Soul Food!

Jon Bishop un­veils the won­der­ful world of soul and looks at chords and pro­gres­sions that cre­ated some of the best-loved songs of the 20th cen­tury and beyond.

Guitar Techniques - - Play: Chords -

The aim of this les­son is to pro­vide you with some clas­sic chords and pro­gres­sions to help you sound more au­then­tic in the soul and R&B mu­si­cal styles. It is also in­tended to give your rhythm play­ing and chord knowl­edge a good work­out. Soul mu­sic is a unique blend of jazz, blues, pop and gospel and is the key style from which the ‘funk’ genre blos­somed. R&B gen­er­ally fea­tures more ad­vanced jazz-type har­mony and chord types.

The gui­tar is one of the key in­stru­ments in the soul en­sem­ble, pro­vid­ing the back­bone of the groove and also play­ing fills and sin­gle note lines. Other in­stru­men­ta­tion used in soul mu­sic in­cludes: strings, brass, pi­ano, Fen­der Rhodes, or­gan, bass, drums and per­cus­sion.
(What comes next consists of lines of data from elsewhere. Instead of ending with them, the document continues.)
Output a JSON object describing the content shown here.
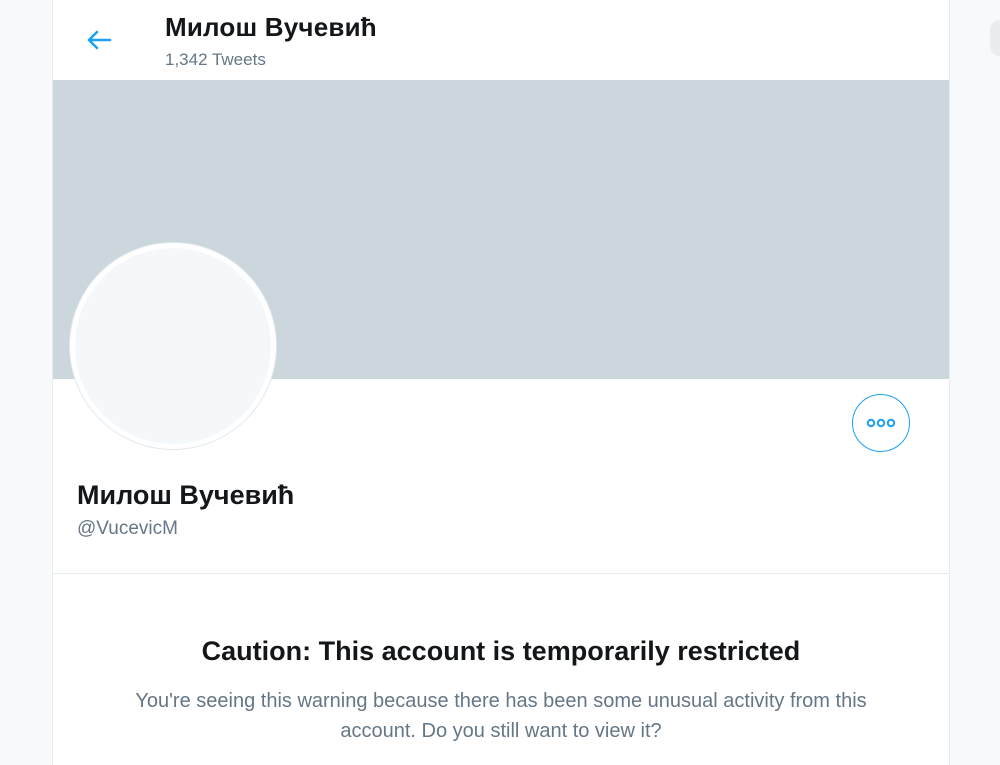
{
  "header": {
    "title": "Милош Вучевић",
    "tweet_count": "1,342 Tweets"
  },
  "profile": {
    "name": "Милош Вучевић",
    "handle": "@VucevicM"
  },
  "warning": {
    "title": "Caution: This account is temporarily restricted",
    "text_line1": "You're seeing this warning because there has been some unusual activity from this",
    "text_line2": "account. Do you still want to view it?"
  },
  "icons": {
    "back": "back-arrow-icon",
    "more": "more-options-icon"
  },
  "colors": {
    "accent": "#1da1f2",
    "banner": "#ccd6dd",
    "text_primary": "#14171a",
    "text_secondary": "#657786"
  }
}
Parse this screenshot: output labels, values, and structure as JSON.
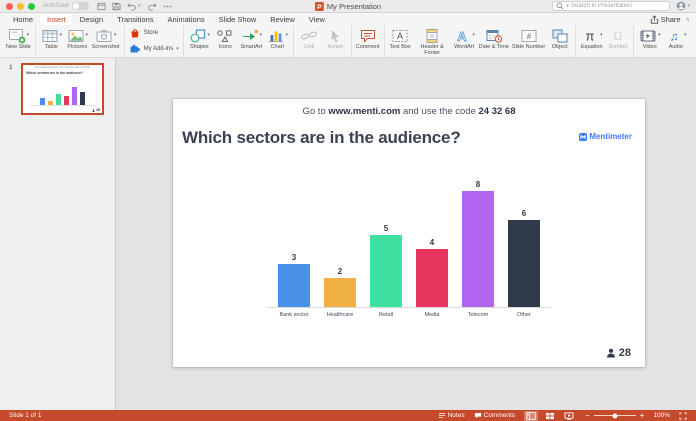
{
  "titlebar": {
    "autosave_label": "AutoSave",
    "quick_access_icons": [
      "window-icon",
      "save-icon",
      "undo-icon",
      "redo-icon",
      "more-icon"
    ],
    "document_title": "My Presentation",
    "search_placeholder": "Search in Presentation"
  },
  "ribbon": {
    "tabs": [
      {
        "label": "Home",
        "active": false
      },
      {
        "label": "Insert",
        "active": true
      },
      {
        "label": "Design",
        "active": false
      },
      {
        "label": "Transitions",
        "active": false
      },
      {
        "label": "Animations",
        "active": false
      },
      {
        "label": "Slide Show",
        "active": false
      },
      {
        "label": "Review",
        "active": false
      },
      {
        "label": "View",
        "active": false
      }
    ],
    "share_label": "Share",
    "groups": [
      {
        "type": "normal",
        "buttons": [
          {
            "label": "New Slide",
            "icon": "new-slide-icon",
            "caret": true
          }
        ]
      },
      {
        "type": "normal",
        "buttons": [
          {
            "label": "Table",
            "icon": "table-icon",
            "caret": true
          },
          {
            "label": "Pictures",
            "icon": "pictures-icon",
            "caret": true
          },
          {
            "label": "Screenshot",
            "icon": "screenshot-icon",
            "caret": true
          }
        ]
      },
      {
        "type": "stacked",
        "buttons": [
          {
            "label": "Store",
            "icon": "store-icon"
          },
          {
            "label": "My Add-ins",
            "icon": "add-ins-icon",
            "caret": true
          }
        ]
      },
      {
        "type": "normal",
        "buttons": [
          {
            "label": "Shapes",
            "icon": "shapes-icon",
            "caret": true
          },
          {
            "label": "Icons",
            "icon": "icons-icon"
          },
          {
            "label": "SmartArt",
            "icon": "smartart-icon",
            "caret": true
          },
          {
            "label": "Chart",
            "icon": "chart-icon",
            "caret": true
          }
        ]
      },
      {
        "type": "normal",
        "buttons": [
          {
            "label": "Link",
            "icon": "link-icon",
            "disabled": true
          },
          {
            "label": "Action",
            "icon": "action-icon",
            "disabled": true
          }
        ]
      },
      {
        "type": "normal",
        "buttons": [
          {
            "label": "Comment",
            "icon": "comment-icon"
          }
        ]
      },
      {
        "type": "normal",
        "buttons": [
          {
            "label": "Text Box",
            "icon": "text-box-icon"
          },
          {
            "label": "Header & Footer",
            "icon": "header-footer-icon"
          },
          {
            "label": "WordArt",
            "icon": "wordart-icon",
            "caret": true
          },
          {
            "label": "Date & Time",
            "icon": "date-time-icon"
          },
          {
            "label": "Slide Number",
            "icon": "slide-number-icon"
          },
          {
            "label": "Object",
            "icon": "object-icon"
          }
        ]
      },
      {
        "type": "normal",
        "buttons": [
          {
            "label": "Equation",
            "icon": "equation-icon",
            "caret": true
          },
          {
            "label": "Symbol",
            "icon": "symbol-icon",
            "disabled": true
          }
        ]
      },
      {
        "type": "normal",
        "buttons": [
          {
            "label": "Video",
            "icon": "video-icon",
            "caret": true
          },
          {
            "label": "Audio",
            "icon": "audio-icon",
            "caret": true
          }
        ]
      }
    ]
  },
  "slide_panel": {
    "slide_number": "1"
  },
  "slide": {
    "banner_prefix": "Go to ",
    "banner_url": "www.menti.com",
    "banner_middle": " and use the code ",
    "banner_code": "24 32 68",
    "brand": "Mentimeter",
    "respondents": "28"
  },
  "chart_data": {
    "type": "bar",
    "title": "Which sectors are in the audience?",
    "categories": [
      "Bank sector",
      "Healthcare",
      "Retail",
      "Media",
      "Telecom",
      "Other"
    ],
    "values": [
      3,
      2,
      5,
      4,
      8,
      6
    ],
    "bar_colors": [
      "#4a90e8",
      "#f0b144",
      "#3fe0a0",
      "#e8355f",
      "#b164ef",
      "#2f3b4d"
    ],
    "ylim": [
      0,
      8
    ],
    "value_labels_shown": true,
    "grid": false,
    "legend": false
  },
  "statusbar": {
    "slide_indicator": "Slide 1 of 1",
    "notes_label": "Notes",
    "comments_label": "Comments",
    "view_icons": [
      "normal-view-icon",
      "slide-sorter-icon",
      "slideshow-icon"
    ],
    "zoom_level": "100%"
  }
}
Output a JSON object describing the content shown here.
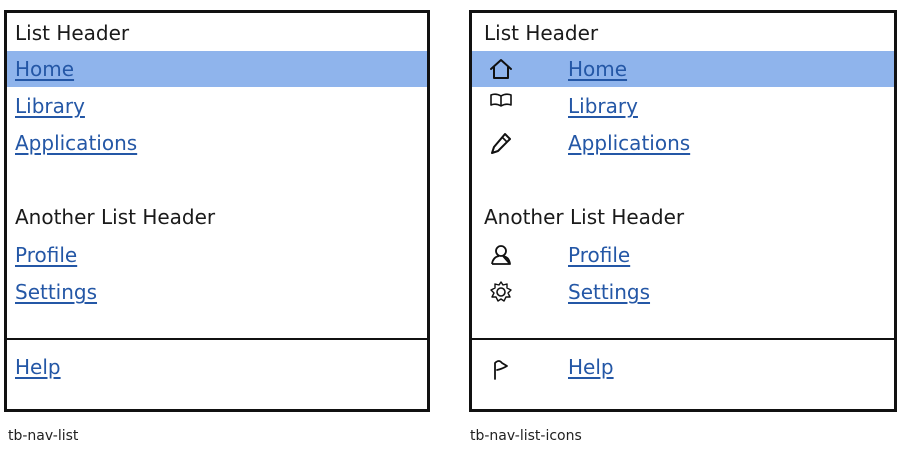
{
  "plain_list": {
    "header1": "List Header",
    "items1": [
      {
        "label": "Home",
        "selected": true
      },
      {
        "label": "Library",
        "selected": false
      },
      {
        "label": "Applications",
        "selected": false
      }
    ],
    "header2": "Another List Header",
    "items2": [
      {
        "label": "Profile"
      },
      {
        "label": "Settings"
      }
    ],
    "footer_item": "Help",
    "caption": "tb-nav-list"
  },
  "icon_list": {
    "header1": "List Header",
    "items1": [
      {
        "label": "Home",
        "icon": "home-icon",
        "selected": true
      },
      {
        "label": "Library",
        "icon": "book-icon",
        "selected": false
      },
      {
        "label": "Applications",
        "icon": "pencil-icon",
        "selected": false
      }
    ],
    "header2": "Another List Header",
    "items2": [
      {
        "label": "Profile",
        "icon": "user-icon"
      },
      {
        "label": "Settings",
        "icon": "gear-icon"
      }
    ],
    "footer_item": {
      "label": "Help",
      "icon": "flag-icon"
    },
    "caption": "tb-nav-list-icons"
  },
  "colors": {
    "selected_bg": "#8fb4ec",
    "link": "#2457a6",
    "border": "#111111"
  }
}
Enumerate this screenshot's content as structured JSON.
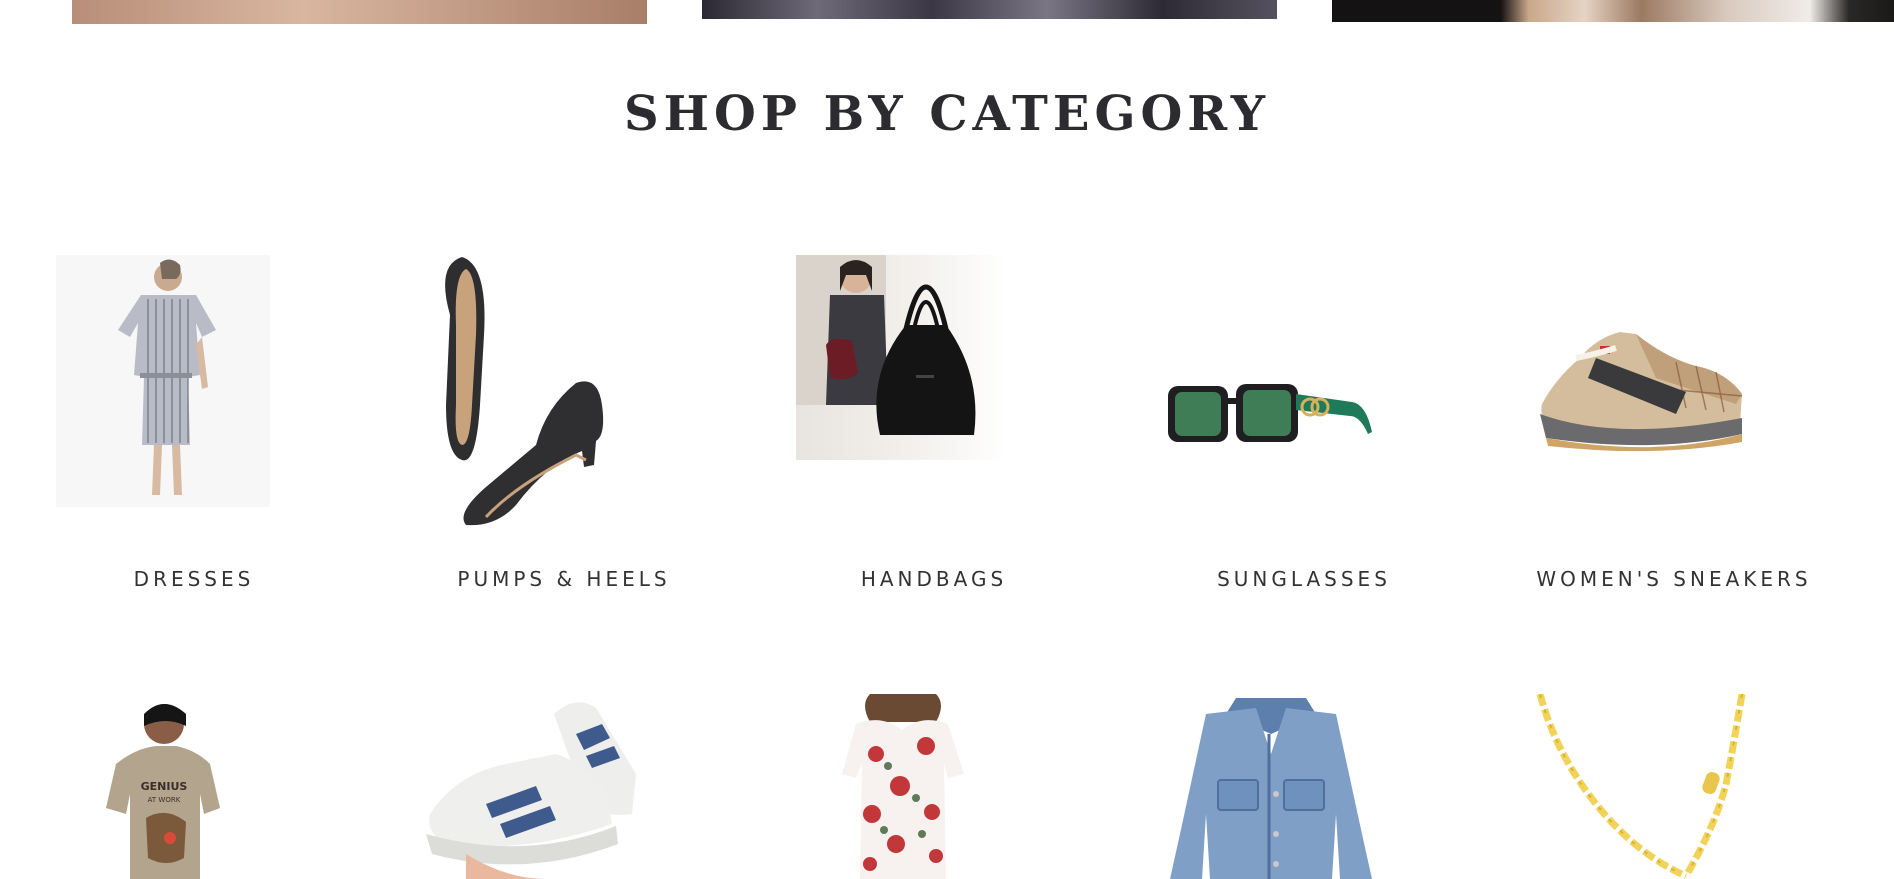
{
  "section_title": "SHOP BY CATEGORY",
  "categories_row1": [
    {
      "label": "DRESSES",
      "icon": "dress-image"
    },
    {
      "label": "PUMPS & HEELS",
      "icon": "heels-image"
    },
    {
      "label": "HANDBAGS",
      "icon": "handbag-image"
    },
    {
      "label": "SUNGLASSES",
      "icon": "sunglasses-image"
    },
    {
      "label": "WOMEN'S SNEAKERS",
      "icon": "sneaker-image"
    }
  ],
  "categories_row2": [
    {
      "icon": "mens-tshirt-image",
      "printed_text": "GENIUS AT WORK"
    },
    {
      "icon": "white-sneakers-image"
    },
    {
      "icon": "floral-blouse-image"
    },
    {
      "icon": "denim-jacket-image"
    },
    {
      "icon": "gold-chain-image"
    }
  ]
}
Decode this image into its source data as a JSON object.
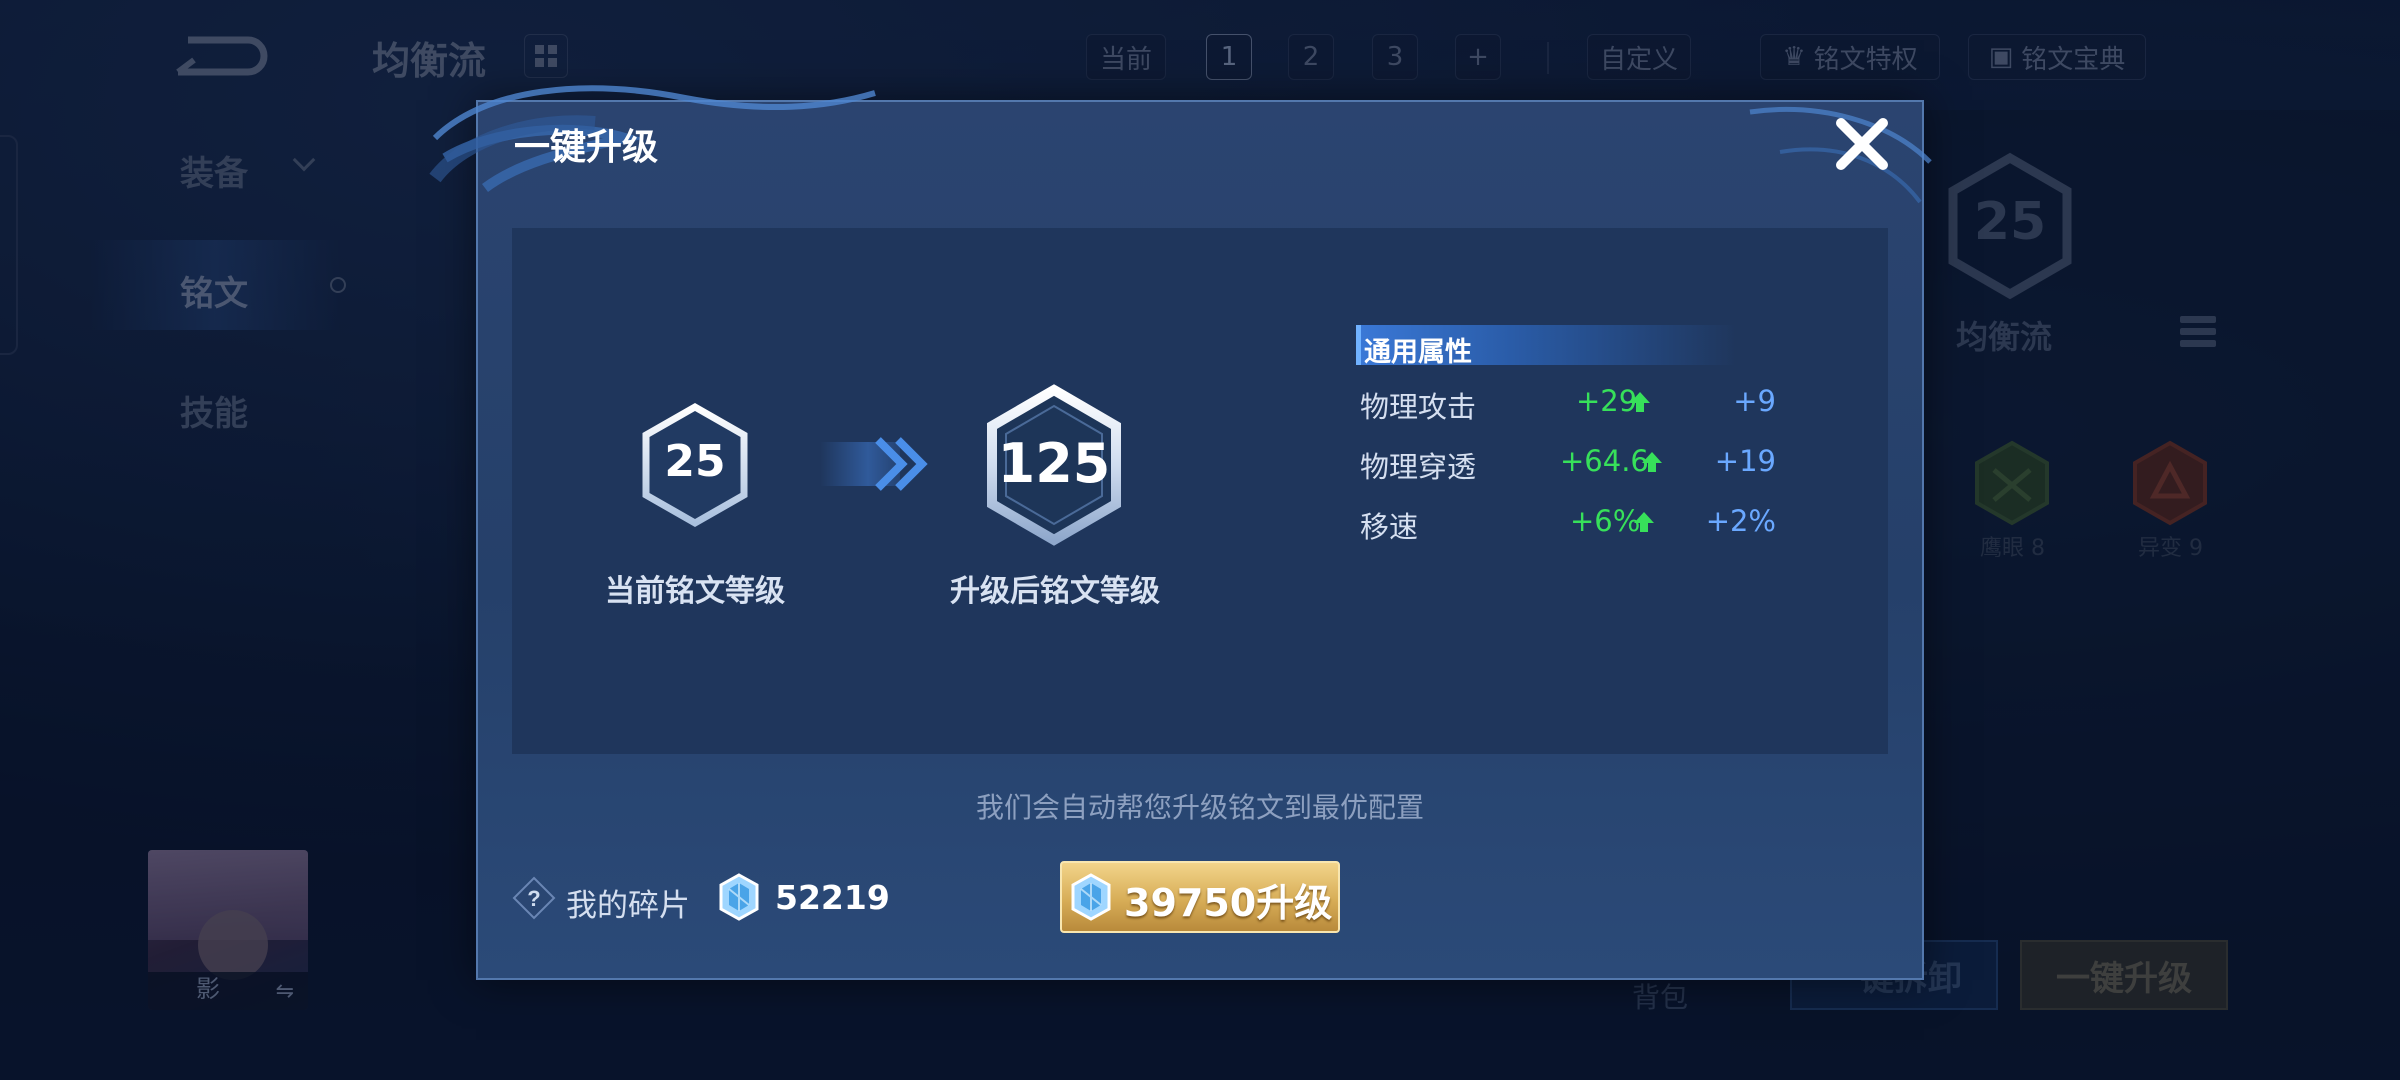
{
  "background": {
    "title": "均衡流",
    "page_tabs": {
      "current_label": "当前",
      "pages": [
        "1",
        "2",
        "3"
      ],
      "add_label": "+",
      "custom_label": "自定义"
    },
    "privilege_label": "铭文特权",
    "handbook_label": "铭文宝典",
    "side_menu": {
      "equipment": "装备",
      "rune": "铭文",
      "skill": "技能"
    },
    "hero_name": "影",
    "swap_symbol": "⇋",
    "backpack_label": "背包",
    "right_panel": {
      "level": "25",
      "preset_name": "均衡流",
      "runes": [
        {
          "label": "鹰眼 8"
        },
        {
          "label": "异变 9"
        }
      ],
      "unload_label": "一键拆卸",
      "upgrade_label": "一键升级"
    }
  },
  "modal": {
    "title": "一键升级",
    "current_level": "25",
    "current_level_label": "当前铭文等级",
    "upgraded_level": "125",
    "upgraded_level_label": "升级后铭文等级",
    "attributes_header": "通用属性",
    "attributes": [
      {
        "name": "物理攻击",
        "delta": "+29",
        "total": "+9"
      },
      {
        "name": "物理穿透",
        "delta": "+64.6",
        "total": "+19"
      },
      {
        "name": "移速",
        "delta": "+6%",
        "total": "+2%"
      }
    ],
    "tip": "我们会自动帮您升级铭文到最优配置",
    "my_shards_label": "我的碎片",
    "my_shards_value": "52219",
    "upgrade_button_label": "39750升级"
  },
  "colors": {
    "delta_green": "#37e05a",
    "total_blue": "#6aa8ff",
    "gold_button": "#d7ad57",
    "modal_bg": "#2b4470"
  },
  "icons": {
    "close": "close-icon",
    "help": "question-icon",
    "shard": "crystal-icon",
    "arrow": "double-chevron-right-icon",
    "up": "up-arrow-icon"
  }
}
This month’s ex­am­ples use sim­ple chords like ma­jor and mi­nor tri­ads and then build in com­plex­ity as we move on to ex­tended, al­tered and slash chords. In this ar­ti­cle we may some­times re­fer to the var­i­ous chord fin­ger­ings as ‘voic­ings’. The word voic­ing is just a fancy name for how many notes there are in a chord and the low to high string or­der­ing th­ese notes are placed. For ex­am­ple, the C ma­jor chord con­tains the notes C, E and G, but the gui­tarist can choose how to play (voice) this chord on the fret­board. The notes can be re­peated and placed in dif­fer­ent or­ders to cre­ate new sounds. Many of the ex­am­ples in this fea­ture sound good be­cause of the par­tic­u­lar voic­ing that has been cho­sen.

The chord types used in the ex­am­ples can be grouped into the fol­low­ing ar­eas: tri­ads, 7th chords, ex­tended chords (9th, 11th ,13th), al­tered dom­i­nants and slash chords.

The chords in the ex­am­ples (with the ex­cep­tion of the al­tered dom­i­nants) are cre­ated by har­mon­is­ing the ma­jor scale in di­a­tonic 3rds. This process in­volves stack­ing 3rds from a given scale (di­a­tonic sim­ply refers to any scale made up of tones and semi­tones) to cre­ate chord types. Take for in­stance the C Ma­jor scale, (C D E F G A B); if we stack up 3rds from the root note C, we get C, E and G which cre­ate the C Ma­jor triad. If we con­tinue this process we can add B (the ma­jor 7th), D (9th) etc, right up to A (13th). If we then start this process on the sec­ond note of the C Ma­jor scale, D, then we cre­ate a D mi­nor chord (D, F and A) - and so on.

When we come to use slash chord no­ta­tion, re­mem­ber that the first let­ter is the triad (the three-note chord on top) and the sec­ond let­ter is the bass note. There­fore C/D would be a C ma­jor triad (C, E, G) with a D bass note. All of the fin­ger­ings have been tabbed so check out how th­ese re­late to the voic­ing in the no­ta­tion.

The other chord type we’ll be look­ing at here is the al­tered dom­i­nant. This chord con­tains the root, ma­jor 3rd and mi­nor 7th in­ter­vals. But in ad­di­tion to th­ese we can add al­tered 9th and al­tered 5th scale tones - namely the b9, #9, b5 and #5.

You’ll find an audio demon­stra­tion of the eight-bar ex­am­ples which draw in­spi­ra­tion from some of soul and R&B’s big­gest names. As a bonus, and to put the work from the ex­am­ples into con­text, there is a fi­nal soul-styled jam track for you to learn. The demon­stra­tion gui­tar part has been tabbed out for all of the ex­am­ples and then re­moved so you can play along with the back­ing tracks. Why not chal­lenge your­self to come up with a part of your own over the back­ing track, us­ing some of the ex­am­ples as jumping off points along the way? Some of the best pop songs ever recorded are based around the soul feel and chord reper­toire, and any gig­ging gui­tarist worth his salt will want to add them to his own are­se­nal.

As ever have fun with it, and see you next time. Thanks to James Comp­ton for per­form­ing the key­board parts.

Soul and R&B is a unique blend of jazz, blues, pop and gospel and is the key style from which the ‘funk’ genre blos­somed.

Newspapers in English

Newspapers from Australia

© PressReader. All rights reserved.